*Exercise details:* Please restate the records that follow exactly, skipping their images.

*Input for this task:*
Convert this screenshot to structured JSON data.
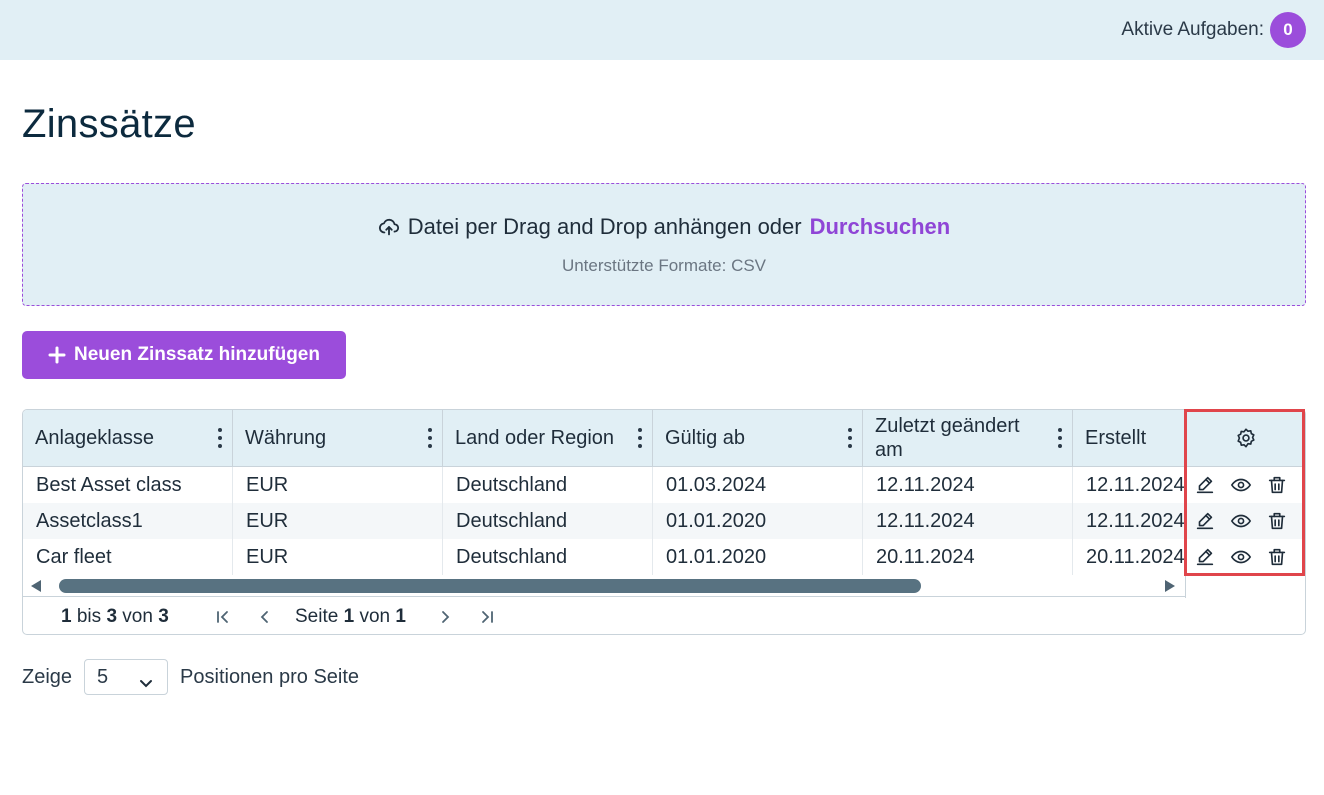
{
  "header": {
    "active_tasks_label": "Aktive Aufgaben:",
    "active_tasks_count": "0",
    "badge_color": "#9b4ddb",
    "background": "#e1eff5"
  },
  "page": {
    "title": "Zinssätze"
  },
  "upload": {
    "text": "Datei per Drag and Drop anhängen oder",
    "browse_label": "Durchsuchen",
    "formats": "Unterstützte Formate: CSV",
    "icon": "upload-cloud-icon"
  },
  "add_button": {
    "label": "Neuen Zinssatz hinzufügen",
    "icon": "plus-icon",
    "color": "#9b4ddb"
  },
  "table": {
    "columns": [
      {
        "label": "Anlageklasse"
      },
      {
        "label": "Währung"
      },
      {
        "label": "Land oder Region"
      },
      {
        "label": "Gültig ab"
      },
      {
        "label": "Zuletzt geändert am"
      },
      {
        "label": "Erstellt"
      }
    ],
    "actions_header_icon": "settings-icon",
    "rows": [
      {
        "cells": [
          "Best Asset class",
          "EUR",
          "Deutschland",
          "01.03.2024",
          "12.11.2024",
          "12.11.2024"
        ]
      },
      {
        "cells": [
          "Assetclass1",
          "EUR",
          "Deutschland",
          "01.01.2020",
          "12.11.2024",
          "12.11.2024"
        ]
      },
      {
        "cells": [
          "Car fleet",
          "EUR",
          "Deutschland",
          "01.01.2020",
          "20.11.2024",
          "20.11.2024"
        ]
      }
    ],
    "row_actions": [
      "edit-icon",
      "view-icon",
      "delete-icon"
    ]
  },
  "pagination": {
    "from": "1",
    "bis": "bis",
    "to": "3",
    "von": "von",
    "total": "3",
    "seite": "Seite",
    "page": "1",
    "page_of": "von",
    "page_count": "1"
  },
  "footer": {
    "prefix": "Zeige",
    "page_size": "5",
    "suffix": "Positionen pro Seite"
  },
  "highlight_color": "#e0454b"
}
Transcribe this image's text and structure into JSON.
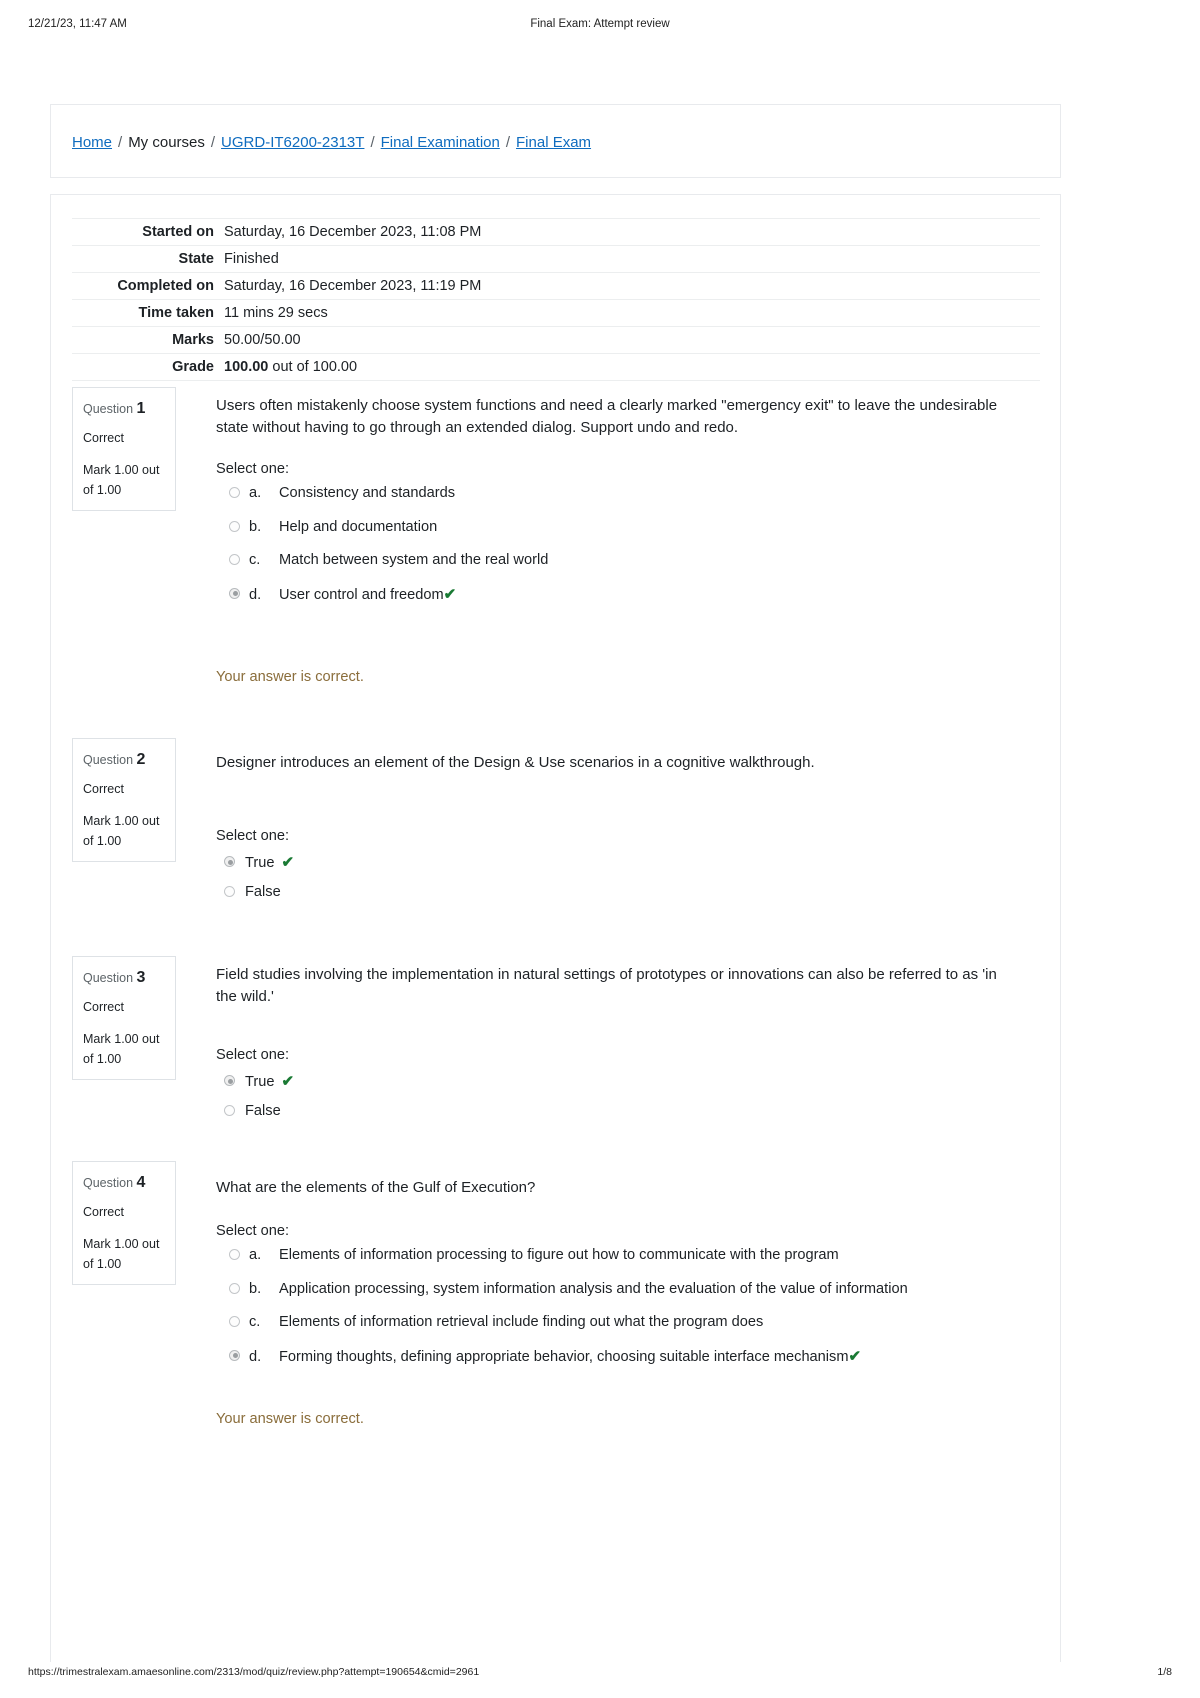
{
  "print": {
    "header_left": "12/21/23, 11:47 AM",
    "header_center": "Final Exam: Attempt review",
    "footer_url": "https://trimestralexam.amaesonline.com/2313/mod/quiz/review.php?attempt=190654&cmid=2961",
    "footer_page": "1/8"
  },
  "breadcrumb": {
    "items": [
      {
        "label": "Home",
        "link": true
      },
      {
        "label": "My courses",
        "link": false
      },
      {
        "label": "UGRD-IT6200-2313T",
        "link": true
      },
      {
        "label": "Final Examination",
        "link": true
      },
      {
        "label": "Final Exam",
        "link": true
      }
    ],
    "separator": "/"
  },
  "summary": {
    "rows": [
      {
        "label": "Started on",
        "value": "Saturday, 16 December 2023, 11:08 PM"
      },
      {
        "label": "State",
        "value": "Finished"
      },
      {
        "label": "Completed on",
        "value": "Saturday, 16 December 2023, 11:19 PM"
      },
      {
        "label": "Time taken",
        "value": "11 mins 29 secs"
      },
      {
        "label": "Marks",
        "value": "50.00/50.00"
      }
    ],
    "grade": {
      "label": "Grade",
      "value_bold": "100.00",
      "value_rest": " out of 100.00"
    }
  },
  "labels": {
    "question_word": "Question",
    "select_one": "Select one:",
    "correct_feedback": "Your answer is correct.",
    "tick": "✔"
  },
  "colors": {
    "link": "#0f6cbf",
    "feedback": "#8a6d3b",
    "tick_green": "#1a7a34",
    "border": "#e8eaed"
  },
  "questions": [
    {
      "number": "1",
      "state": "Correct",
      "mark": "Mark 1.00 out of 1.00",
      "text": "Users often mistakenly choose system functions and need a clearly marked \"emergency exit\" to leave the undesirable state without having to go through an extended dialog. Support undo and redo.",
      "type": "multichoice",
      "options": [
        {
          "letter": "a.",
          "text": "Consistency and standards",
          "selected": false,
          "correct": false
        },
        {
          "letter": "b.",
          "text": "Help and documentation",
          "selected": false,
          "correct": false
        },
        {
          "letter": "c.",
          "text": "Match between system and the real world",
          "selected": false,
          "correct": false
        },
        {
          "letter": "d.",
          "text": "User control and freedom",
          "selected": true,
          "correct": true
        }
      ],
      "feedback": "Your answer is correct."
    },
    {
      "number": "2",
      "state": "Correct",
      "mark": "Mark 1.00 out of 1.00",
      "text": "Designer introduces an element of the Design & Use scenarios in a cognitive walkthrough.",
      "type": "truefalse",
      "options": [
        {
          "letter": "",
          "text": "True",
          "selected": true,
          "correct": true
        },
        {
          "letter": "",
          "text": "False",
          "selected": false,
          "correct": false
        }
      ],
      "feedback": ""
    },
    {
      "number": "3",
      "state": "Correct",
      "mark": "Mark 1.00 out of 1.00",
      "text": "Field studies involving the implementation in natural settings of prototypes or innovations can also be referred to as 'in the wild.'",
      "type": "truefalse",
      "options": [
        {
          "letter": "",
          "text": "True",
          "selected": true,
          "correct": true
        },
        {
          "letter": "",
          "text": "False",
          "selected": false,
          "correct": false
        }
      ],
      "feedback": ""
    },
    {
      "number": "4",
      "state": "Correct",
      "mark": "Mark 1.00 out of 1.00",
      "text": "What are the elements of the Gulf of Execution?",
      "type": "multichoice",
      "options": [
        {
          "letter": "a.",
          "text": "Elements of information processing to figure out how to communicate with the program",
          "selected": false,
          "correct": false
        },
        {
          "letter": "b.",
          "text": "Application processing, system information analysis and the evaluation of the value of information",
          "selected": false,
          "correct": false
        },
        {
          "letter": "c.",
          "text": "Elements of information retrieval include finding out what the program does",
          "selected": false,
          "correct": false
        },
        {
          "letter": "d.",
          "text": "Forming thoughts, defining appropriate behavior, choosing suitable interface mechanism",
          "selected": true,
          "correct": true
        }
      ],
      "feedback": "Your answer is correct."
    }
  ]
}
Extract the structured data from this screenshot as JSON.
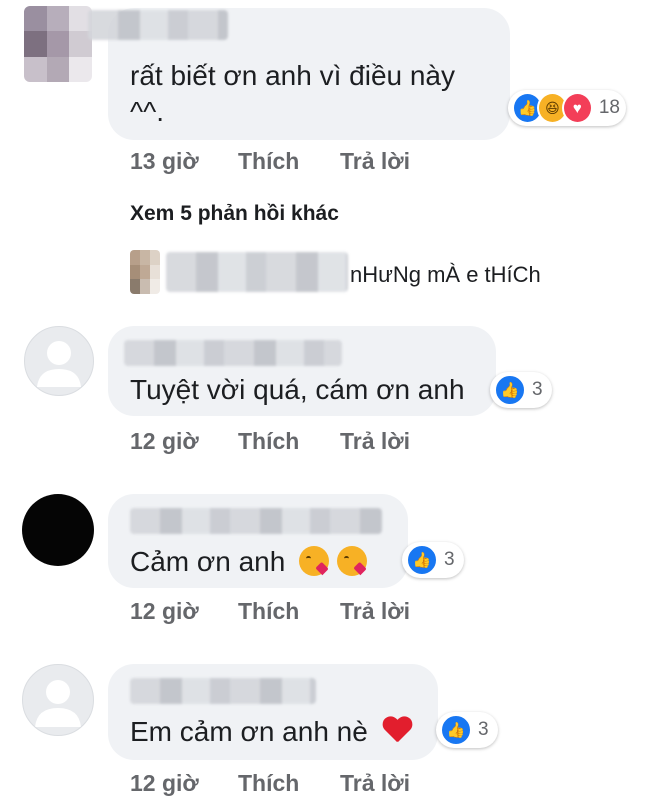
{
  "comments": [
    {
      "text_line1": "rất biết ơn anh vì điều này",
      "text_line2": "^^.",
      "reaction_icons": [
        "like-icon",
        "haha-icon",
        "love-icon"
      ],
      "reaction_count": "18",
      "time": "13 giờ",
      "like_label": "Thích",
      "reply_label": "Trả lời"
    },
    {
      "text": "Tuyệt vời quá, cám ơn anh",
      "reaction_icons": [
        "like-icon"
      ],
      "reaction_count": "3",
      "time": "12 giờ",
      "like_label": "Thích",
      "reply_label": "Trả lời"
    },
    {
      "text": "Cảm ơn anh",
      "emojis": [
        "kissing-heart-icon",
        "kissing-heart-icon"
      ],
      "reaction_icons": [
        "like-icon"
      ],
      "reaction_count": "3",
      "time": "12 giờ",
      "like_label": "Thích",
      "reply_label": "Trả lời"
    },
    {
      "text": "Em cảm ơn anh nè",
      "emojis": [
        "red-heart-icon"
      ],
      "reaction_icons": [
        "like-icon"
      ],
      "reaction_count": "3",
      "time": "12 giờ",
      "like_label": "Thích",
      "reply_label": "Trả lời"
    }
  ],
  "replies": {
    "see_more_label": "Xem 5 phản hồi khác",
    "preview_text": "nHưNg mÀ e tHíCh"
  },
  "colors": {
    "bubble": "#f0f2f5",
    "like_blue": "#1877f2",
    "love_red": "#f33e58",
    "meta_gray": "#65676b"
  }
}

*Expected answer:*
Convert this screenshot to structured JSON data.
{
  "header": {
    "active_tasks_label": "Aktive Aufgaben:",
    "active_tasks_count": "0",
    "badge_color": "#9b4ddb",
    "background": "#e1eff5"
  },
  "page": {
    "title": "Zinssätze"
  },
  "upload": {
    "text": "Datei per Drag and Drop anhängen oder",
    "browse_label": "Durchsuchen",
    "formats": "Unterstützte Formate: CSV",
    "icon": "upload-cloud-icon"
  },
  "add_button": {
    "label": "Neuen Zinssatz hinzufügen",
    "icon": "plus-icon",
    "color": "#9b4ddb"
  },
  "table": {
    "columns": [
      {
        "label": "Anlageklasse"
      },
      {
        "label": "Währung"
      },
      {
        "label": "Land oder Region"
      },
      {
        "label": "Gültig ab"
      },
      {
        "label": "Zuletzt geändert am"
      },
      {
        "label": "Erstellt"
      }
    ],
    "actions_header_icon": "settings-icon",
    "rows": [
      {
        "cells": [
          "Best Asset class",
          "EUR",
          "Deutschland",
          "01.03.2024",
          "12.11.2024",
          "12.11.2024"
        ]
      },
      {
        "cells": [
          "Assetclass1",
          "EUR",
          "Deutschland",
          "01.01.2020",
          "12.11.2024",
          "12.11.2024"
        ]
      },
      {
        "cells": [
          "Car fleet",
          "EUR",
          "Deutschland",
          "01.01.2020",
          "20.11.2024",
          "20.11.2024"
        ]
      }
    ],
    "row_actions": [
      "edit-icon",
      "view-icon",
      "delete-icon"
    ]
  },
  "pagination": {
    "from": "1",
    "bis": "bis",
    "to": "3",
    "von": "von",
    "total": "3",
    "seite": "Seite",
    "page": "1",
    "page_of": "von",
    "page_count": "1"
  },
  "footer": {
    "prefix": "Zeige",
    "page_size": "5",
    "suffix": "Positionen pro Seite"
  },
  "highlight_color": "#e0454b"
}
Transcribe this image's text and structure into JSON.
{
  "print": {
    "header_left": "12/21/23, 11:47 AM",
    "header_center": "Final Exam: Attempt review",
    "footer_url": "https://trimestralexam.amaesonline.com/2313/mod/quiz/review.php?attempt=190654&cmid=2961",
    "footer_page": "1/8"
  },
  "breadcrumb": {
    "items": [
      {
        "label": "Home",
        "link": true
      },
      {
        "label": "My courses",
        "link": false
      },
      {
        "label": "UGRD-IT6200-2313T",
        "link": true
      },
      {
        "label": "Final Examination",
        "link": true
      },
      {
        "label": "Final Exam",
        "link": true
      }
    ],
    "separator": "/"
  },
  "summary": {
    "rows": [
      {
        "label": "Started on",
        "value": "Saturday, 16 December 2023, 11:08 PM"
      },
      {
        "label": "State",
        "value": "Finished"
      },
      {
        "label": "Completed on",
        "value": "Saturday, 16 December 2023, 11:19 PM"
      },
      {
        "label": "Time taken",
        "value": "11 mins 29 secs"
      },
      {
        "label": "Marks",
        "value": "50.00/50.00"
      }
    ],
    "grade": {
      "label": "Grade",
      "value_bold": "100.00",
      "value_rest": " out of 100.00"
    }
  },
  "labels": {
    "question_word": "Question",
    "select_one": "Select one:",
    "correct_feedback": "Your answer is correct.",
    "tick": "✔"
  },
  "colors": {
    "link": "#0f6cbf",
    "feedback": "#8a6d3b",
    "tick_green": "#1a7a34",
    "border": "#e8eaed"
  },
  "questions": [
    {
      "number": "1",
      "state": "Correct",
      "mark": "Mark 1.00 out of 1.00",
      "text": "Users often mistakenly choose system functions and need a clearly marked \"emergency exit\" to leave the undesirable state without having to go through an extended dialog. Support undo and redo.",
      "type": "multichoice",
      "options": [
        {
          "letter": "a.",
          "text": "Consistency and standards",
          "selected": false,
          "correct": false
        },
        {
          "letter": "b.",
          "text": "Help and documentation",
          "selected": false,
          "correct": false
        },
        {
          "letter": "c.",
          "text": "Match between system and the real world",
          "selected": false,
          "correct": false
        },
        {
          "letter": "d.",
          "text": "User control and freedom",
          "selected": true,
          "correct": true
        }
      ],
      "feedback": "Your answer is correct."
    },
    {
      "number": "2",
      "state": "Correct",
      "mark": "Mark 1.00 out of 1.00",
      "text": "Designer introduces an element of the Design & Use scenarios in a cognitive walkthrough.",
      "type": "truefalse",
      "options": [
        {
          "letter": "",
          "text": "True",
          "selected": true,
          "correct": true
        },
        {
          "letter": "",
          "text": "False",
          "selected": false,
          "correct": false
        }
      ],
      "feedback": ""
    },
    {
      "number": "3",
      "state": "Correct",
      "mark": "Mark 1.00 out of 1.00",
      "text": "Field studies involving the implementation in natural settings of prototypes or innovations can also be referred to as 'in the wild.'",
      "type": "truefalse",
      "options": [
        {
          "letter": "",
          "text": "True",
          "selected": true,
          "correct": true
        },
        {
          "letter": "",
          "text": "False",
          "selected": false,
          "correct": false
        }
      ],
      "feedback": ""
    },
    {
      "number": "4",
      "state": "Correct",
      "mark": "Mark 1.00 out of 1.00",
      "text": "What are the elements of the Gulf of Execution?",
      "type": "multichoice",
      "options": [
        {
          "letter": "a.",
          "text": "Elements of information processing to figure out how to communicate with the program",
          "selected": false,
          "correct": false
        },
        {
          "letter": "b.",
          "text": "Application processing, system information analysis and the evaluation of the value of information",
          "selected": false,
          "correct": false
        },
        {
          "letter": "c.",
          "text": "Elements of information retrieval include finding out what the program does",
          "selected": false,
          "correct": false
        },
        {
          "letter": "d.",
          "text": "Forming thoughts, defining appropriate behavior, choosing suitable interface mechanism",
          "selected": true,
          "correct": true
        }
      ],
      "feedback": "Your answer is correct."
    }
  ]
}
Extract the structured data from this screenshot as JSON.
{
  "comments": [
    {
      "text_line1": "rất biết ơn anh vì điều này",
      "text_line2": "^^.",
      "reaction_icons": [
        "like-icon",
        "haha-icon",
        "love-icon"
      ],
      "reaction_count": "18",
      "time": "13 giờ",
      "like_label": "Thích",
      "reply_label": "Trả lời"
    },
    {
      "text": "Tuyệt vời quá, cám ơn anh",
      "reaction_icons": [
        "like-icon"
      ],
      "reaction_count": "3",
      "time": "12 giờ",
      "like_label": "Thích",
      "reply_label": "Trả lời"
    },
    {
      "text": "Cảm ơn anh",
      "emojis": [
        "kissing-heart-icon",
        "kissing-heart-icon"
      ],
      "reaction_icons": [
        "like-icon"
      ],
      "reaction_count": "3",
      "time": "12 giờ",
      "like_label": "Thích",
      "reply_label": "Trả lời"
    },
    {
      "text": "Em cảm ơn anh nè",
      "emojis": [
        "red-heart-icon"
      ],
      "reaction_icons": [
        "like-icon"
      ],
      "reaction_count": "3",
      "time": "12 giờ",
      "like_label": "Thích",
      "reply_label": "Trả lời"
    }
  ],
  "replies": {
    "see_more_label": "Xem 5 phản hồi khác",
    "preview_text": "nHưNg mÀ e tHíCh"
  },
  "colors": {
    "bubble": "#f0f2f5",
    "like_blue": "#1877f2",
    "love_red": "#f33e58",
    "meta_gray": "#65676b"
  }
}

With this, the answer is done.